REQUIRED ACTION: Return the records that follow, unchanged and complete.

Collected data:
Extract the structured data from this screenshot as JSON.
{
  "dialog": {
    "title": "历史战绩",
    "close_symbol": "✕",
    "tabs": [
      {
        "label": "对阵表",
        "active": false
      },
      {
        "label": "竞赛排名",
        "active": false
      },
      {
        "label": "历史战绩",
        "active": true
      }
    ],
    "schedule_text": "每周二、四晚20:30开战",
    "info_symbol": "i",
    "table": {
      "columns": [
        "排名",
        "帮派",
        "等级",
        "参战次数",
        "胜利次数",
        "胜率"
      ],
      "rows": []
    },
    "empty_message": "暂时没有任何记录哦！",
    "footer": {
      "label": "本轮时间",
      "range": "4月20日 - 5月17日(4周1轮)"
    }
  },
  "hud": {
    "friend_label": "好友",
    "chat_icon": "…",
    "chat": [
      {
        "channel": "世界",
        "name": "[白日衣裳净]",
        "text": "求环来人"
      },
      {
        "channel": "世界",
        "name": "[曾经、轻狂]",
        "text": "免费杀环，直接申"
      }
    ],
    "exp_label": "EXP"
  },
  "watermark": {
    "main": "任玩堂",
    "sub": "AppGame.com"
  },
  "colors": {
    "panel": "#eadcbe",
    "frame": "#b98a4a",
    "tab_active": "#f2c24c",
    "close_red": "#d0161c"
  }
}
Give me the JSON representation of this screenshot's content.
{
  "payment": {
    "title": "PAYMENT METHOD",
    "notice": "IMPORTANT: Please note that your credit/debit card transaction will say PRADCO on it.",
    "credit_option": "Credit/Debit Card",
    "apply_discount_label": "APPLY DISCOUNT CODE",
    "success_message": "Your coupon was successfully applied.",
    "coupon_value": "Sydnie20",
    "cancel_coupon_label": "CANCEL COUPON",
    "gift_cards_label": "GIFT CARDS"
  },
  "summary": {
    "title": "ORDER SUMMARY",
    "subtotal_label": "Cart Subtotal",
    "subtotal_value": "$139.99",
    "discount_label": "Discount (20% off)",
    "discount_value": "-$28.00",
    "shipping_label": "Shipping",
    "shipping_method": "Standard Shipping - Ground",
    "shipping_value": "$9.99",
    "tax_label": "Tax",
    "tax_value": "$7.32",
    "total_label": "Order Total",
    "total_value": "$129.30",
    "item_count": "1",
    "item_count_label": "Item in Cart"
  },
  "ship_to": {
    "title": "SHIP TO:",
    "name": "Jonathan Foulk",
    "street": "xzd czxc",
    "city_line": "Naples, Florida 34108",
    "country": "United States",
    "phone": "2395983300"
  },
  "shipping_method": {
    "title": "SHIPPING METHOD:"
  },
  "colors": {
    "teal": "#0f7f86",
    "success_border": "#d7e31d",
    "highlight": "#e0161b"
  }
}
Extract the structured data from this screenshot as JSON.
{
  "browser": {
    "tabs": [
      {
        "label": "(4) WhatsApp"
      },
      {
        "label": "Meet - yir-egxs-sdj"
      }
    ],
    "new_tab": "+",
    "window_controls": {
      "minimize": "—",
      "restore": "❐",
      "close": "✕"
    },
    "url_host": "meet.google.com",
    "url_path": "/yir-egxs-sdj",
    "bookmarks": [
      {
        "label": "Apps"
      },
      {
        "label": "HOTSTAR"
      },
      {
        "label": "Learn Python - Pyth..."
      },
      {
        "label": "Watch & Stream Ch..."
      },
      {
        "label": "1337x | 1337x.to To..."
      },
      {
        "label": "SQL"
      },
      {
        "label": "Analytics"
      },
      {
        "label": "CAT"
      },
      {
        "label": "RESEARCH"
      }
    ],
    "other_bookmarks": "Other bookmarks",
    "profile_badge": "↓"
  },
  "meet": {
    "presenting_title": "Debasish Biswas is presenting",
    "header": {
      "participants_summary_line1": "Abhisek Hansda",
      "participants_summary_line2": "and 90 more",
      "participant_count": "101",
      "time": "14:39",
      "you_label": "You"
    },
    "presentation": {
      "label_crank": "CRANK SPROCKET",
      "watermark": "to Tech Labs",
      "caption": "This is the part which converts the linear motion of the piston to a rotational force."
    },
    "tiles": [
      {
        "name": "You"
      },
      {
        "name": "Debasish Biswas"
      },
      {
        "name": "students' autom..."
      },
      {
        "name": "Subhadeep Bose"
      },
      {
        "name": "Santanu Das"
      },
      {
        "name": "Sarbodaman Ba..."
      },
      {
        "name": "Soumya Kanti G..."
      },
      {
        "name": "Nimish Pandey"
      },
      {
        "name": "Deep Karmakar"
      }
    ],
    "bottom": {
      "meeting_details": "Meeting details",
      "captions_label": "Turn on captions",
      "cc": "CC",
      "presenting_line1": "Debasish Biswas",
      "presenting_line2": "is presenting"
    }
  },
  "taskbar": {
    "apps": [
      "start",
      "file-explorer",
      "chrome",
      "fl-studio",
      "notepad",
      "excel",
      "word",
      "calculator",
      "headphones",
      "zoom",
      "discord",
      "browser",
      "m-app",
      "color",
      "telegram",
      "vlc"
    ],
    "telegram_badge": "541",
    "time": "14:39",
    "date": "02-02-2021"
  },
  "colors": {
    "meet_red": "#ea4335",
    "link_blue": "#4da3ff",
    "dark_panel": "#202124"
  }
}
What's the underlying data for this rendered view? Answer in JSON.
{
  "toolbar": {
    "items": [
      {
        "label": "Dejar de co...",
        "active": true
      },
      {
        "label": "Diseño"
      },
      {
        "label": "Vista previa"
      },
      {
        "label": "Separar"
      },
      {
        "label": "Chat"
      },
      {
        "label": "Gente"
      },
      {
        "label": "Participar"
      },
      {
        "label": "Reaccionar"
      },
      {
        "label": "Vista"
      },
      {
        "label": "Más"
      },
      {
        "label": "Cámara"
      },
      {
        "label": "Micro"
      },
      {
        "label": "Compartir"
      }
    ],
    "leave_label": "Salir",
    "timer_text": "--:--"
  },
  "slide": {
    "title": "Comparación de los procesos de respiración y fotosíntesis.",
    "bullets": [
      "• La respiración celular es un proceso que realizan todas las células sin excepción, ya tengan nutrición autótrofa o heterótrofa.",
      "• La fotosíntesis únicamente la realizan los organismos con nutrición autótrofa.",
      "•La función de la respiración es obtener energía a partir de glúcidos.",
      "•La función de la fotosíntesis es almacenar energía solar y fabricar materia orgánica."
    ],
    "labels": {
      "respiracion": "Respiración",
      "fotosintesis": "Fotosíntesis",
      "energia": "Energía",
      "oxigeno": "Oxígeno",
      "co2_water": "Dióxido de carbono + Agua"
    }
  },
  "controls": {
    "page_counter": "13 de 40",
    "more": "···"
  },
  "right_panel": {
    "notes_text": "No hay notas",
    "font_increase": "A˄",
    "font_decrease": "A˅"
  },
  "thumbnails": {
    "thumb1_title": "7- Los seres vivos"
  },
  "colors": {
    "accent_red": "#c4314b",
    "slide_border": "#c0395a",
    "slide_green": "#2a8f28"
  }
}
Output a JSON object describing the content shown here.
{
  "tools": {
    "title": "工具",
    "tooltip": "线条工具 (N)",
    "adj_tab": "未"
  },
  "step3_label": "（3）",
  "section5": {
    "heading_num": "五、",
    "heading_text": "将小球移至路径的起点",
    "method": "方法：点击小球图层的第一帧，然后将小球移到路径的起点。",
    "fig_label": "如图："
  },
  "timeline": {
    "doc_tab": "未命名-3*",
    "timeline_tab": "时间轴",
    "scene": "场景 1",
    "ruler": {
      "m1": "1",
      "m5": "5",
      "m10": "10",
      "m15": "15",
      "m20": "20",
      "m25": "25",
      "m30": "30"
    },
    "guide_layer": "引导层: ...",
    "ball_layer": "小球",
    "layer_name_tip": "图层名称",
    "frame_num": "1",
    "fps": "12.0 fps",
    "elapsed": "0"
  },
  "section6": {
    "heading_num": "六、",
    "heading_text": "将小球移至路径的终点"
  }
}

RESULT:
Extract the structured data from this screenshot as JSON.
{
  "dialog": {
    "title": "历史战绩",
    "close_symbol": "✕",
    "tabs": [
      {
        "label": "对阵表",
        "active": false
      },
      {
        "label": "竞赛排名",
        "active": false
      },
      {
        "label": "历史战绩",
        "active": true
      }
    ],
    "schedule_text": "每周二、四晚20:30开战",
    "info_symbol": "i",
    "table": {
      "columns": [
        "排名",
        "帮派",
        "等级",
        "参战次数",
        "胜利次数",
        "胜率"
      ],
      "rows": []
    },
    "empty_message": "暂时没有任何记录哦！",
    "footer": {
      "label": "本轮时间",
      "range": "4月20日 - 5月17日(4周1轮)"
    }
  },
  "hud": {
    "friend_label": "好友",
    "chat_icon": "…",
    "chat": [
      {
        "channel": "世界",
        "name": "[白日衣裳净]",
        "text": "求环来人"
      },
      {
        "channel": "世界",
        "name": "[曾经、轻狂]",
        "text": "免费杀环，直接申"
      }
    ],
    "exp_label": "EXP"
  },
  "watermark": {
    "main": "任玩堂",
    "sub": "AppGame.com"
  },
  "colors": {
    "panel": "#eadcbe",
    "frame": "#b98a4a",
    "tab_active": "#f2c24c",
    "close_red": "#d0161c"
  }
}
Give me the JSON representation of this screenshot's content.
{
  "payment": {
    "title": "PAYMENT METHOD",
    "notice": "IMPORTANT: Please note that your credit/debit card transaction will say PRADCO on it.",
    "credit_option": "Credit/Debit Card",
    "apply_discount_label": "APPLY DISCOUNT CODE",
    "success_message": "Your coupon was successfully applied.",
    "coupon_value": "Sydnie20",
    "cancel_coupon_label": "CANCEL COUPON",
    "gift_cards_label": "GIFT CARDS"
  },
  "summary": {
    "title": "ORDER SUMMARY",
    "subtotal_label": "Cart Subtotal",
    "subtotal_value": "$139.99",
    "discount_label": "Discount (20% off)",
    "discount_value": "-$28.00",
    "shipping_label": "Shipping",
    "shipping_method": "Standard Shipping - Ground",
    "shipping_value": "$9.99",
    "tax_label": "Tax",
    "tax_value": "$7.32",
    "total_label": "Order Total",
    "total_value": "$129.30",
    "item_count": "1",
    "item_count_label": "Item in Cart"
  },
  "ship_to": {
    "title": "SHIP TO:",
    "name": "Jonathan Foulk",
    "street": "xzd czxc",
    "city_line": "Naples, Florida 34108",
    "country": "United States",
    "phone": "2395983300"
  },
  "shipping_method": {
    "title": "SHIPPING METHOD:"
  },
  "colors": {
    "teal": "#0f7f86",
    "success_border": "#d7e31d",
    "highlight": "#e0161b"
  }
}
Extract the structured data from this screenshot as JSON.
{
  "browser": {
    "tabs": [
      {
        "label": "(4) WhatsApp"
      },
      {
        "label": "Meet - yir-egxs-sdj"
      }
    ],
    "new_tab": "+",
    "window_controls": {
      "minimize": "—",
      "restore": "❐",
      "close": "✕"
    },
    "url_host": "meet.google.com",
    "url_path": "/yir-egxs-sdj",
    "bookmarks": [
      {
        "label": "Apps"
      },
      {
        "label": "HOTSTAR"
      },
      {
        "label": "Learn Python - Pyth..."
      },
      {
        "label": "Watch & Stream Ch..."
      },
      {
        "label": "1337x | 1337x.to To..."
      },
      {
        "label": "SQL"
      },
      {
        "label": "Analytics"
      },
      {
        "label": "CAT"
      },
      {
        "label": "RESEARCH"
      }
    ],
    "other_bookmarks": "Other bookmarks",
    "profile_badge": "↓"
  },
  "meet": {
    "presenting_title": "Debasish Biswas is presenting",
    "header": {
      "participants_summary_line1": "Abhisek Hansda",
      "participants_summary_line2": "and 90 more",
      "participant_count": "101",
      "time": "14:39",
      "you_label": "You"
    },
    "presentation": {
      "label_crank": "CRANK SPROCKET",
      "watermark": "to Tech Labs",
      "caption": "This is the part which converts the linear motion of the piston to a rotational force."
    },
    "tiles": [
      {
        "name": "You"
      },
      {
        "name": "Debasish Biswas"
      },
      {
        "name": "students' autom..."
      },
      {
        "name": "Subhadeep Bose"
      },
      {
        "name": "Santanu Das"
      },
      {
        "name": "Sarbodaman Ba..."
      },
      {
        "name": "Soumya Kanti G..."
      },
      {
        "name": "Nimish Pandey"
      },
      {
        "name": "Deep Karmakar"
      }
    ],
    "bottom": {
      "meeting_details": "Meeting details",
      "captions_label": "Turn on captions",
      "cc": "CC",
      "presenting_line1": "Debasish Biswas",
      "presenting_line2": "is presenting"
    }
  },
  "taskbar": {
    "apps": [
      "start",
      "file-explorer",
      "chrome",
      "fl-studio",
      "notepad",
      "excel",
      "word",
      "calculator",
      "headphones",
      "zoom",
      "discord",
      "browser",
      "m-app",
      "color",
      "telegram",
      "vlc"
    ],
    "telegram_badge": "541",
    "time": "14:39",
    "date": "02-02-2021"
  },
  "colors": {
    "meet_red": "#ea4335",
    "link_blue": "#4da3ff",
    "dark_panel": "#202124"
  }
}
What's the underlying data for this rendered view? Answer in JSON.
{
  "toolbar": {
    "items": [
      {
        "label": "Dejar de co...",
        "active": true
      },
      {
        "label": "Diseño"
      },
      {
        "label": "Vista previa"
      },
      {
        "label": "Separar"
      },
      {
        "label": "Chat"
      },
      {
        "label": "Gente"
      },
      {
        "label": "Participar"
      },
      {
        "label": "Reaccionar"
      },
      {
        "label": "Vista"
      },
      {
        "label": "Más"
      },
      {
        "label": "Cámara"
      },
      {
        "label": "Micro"
      },
      {
        "label": "Compartir"
      }
    ],
    "leave_label": "Salir",
    "timer_text": "--:--"
  },
  "slide": {
    "title": "Comparación de los procesos de respiración y fotosíntesis.",
    "bullets": [
      "• La respiración celular es un proceso que realizan todas las células sin excepción, ya tengan nutrición autótrofa o heterótrofa.",
      "• La fotosíntesis únicamente la realizan los organismos con nutrición autótrofa.",
      "•La función de la respiración es obtener energía a partir de glúcidos.",
      "•La función de la fotosíntesis es almacenar energía solar y fabricar materia orgánica."
    ],
    "labels": {
      "respiracion": "Respiración",
      "fotosintesis": "Fotosíntesis",
      "energia": "Energía",
      "oxigeno": "Oxígeno",
      "co2_water": "Dióxido de carbono + Agua"
    }
  },
  "controls": {
    "page_counter": "13 de 40",
    "more": "···"
  },
  "right_panel": {
    "notes_text": "No hay notas",
    "font_increase": "A˄",
    "font_decrease": "A˅"
  },
  "thumbnails": {
    "thumb1_title": "7- Los seres vivos"
  },
  "colors": {
    "accent_red": "#c4314b",
    "slide_border": "#c0395a",
    "slide_green": "#2a8f28"
  }
}
Output a JSON object describing the content shown here.
{
  "tools": {
    "title": "工具",
    "tooltip": "线条工具 (N)",
    "adj_tab": "未"
  },
  "step3_label": "（3）",
  "section5": {
    "heading_num": "五、",
    "heading_text": "将小球移至路径的起点",
    "method": "方法：点击小球图层的第一帧，然后将小球移到路径的起点。",
    "fig_label": "如图："
  },
  "timeline": {
    "doc_tab": "未命名-3*",
    "timeline_tab": "时间轴",
    "scene": "场景 1",
    "ruler": {
      "m1": "1",
      "m5": "5",
      "m10": "10",
      "m15": "15",
      "m20": "20",
      "m25": "25",
      "m30": "30"
    },
    "guide_layer": "引导层: ...",
    "ball_layer": "小球",
    "layer_name_tip": "图层名称",
    "frame_num": "1",
    "fps": "12.0 fps",
    "elapsed": "0"
  },
  "section6": {
    "heading_num": "六、",
    "heading_text": "将小球移至路径的终点"
  }
}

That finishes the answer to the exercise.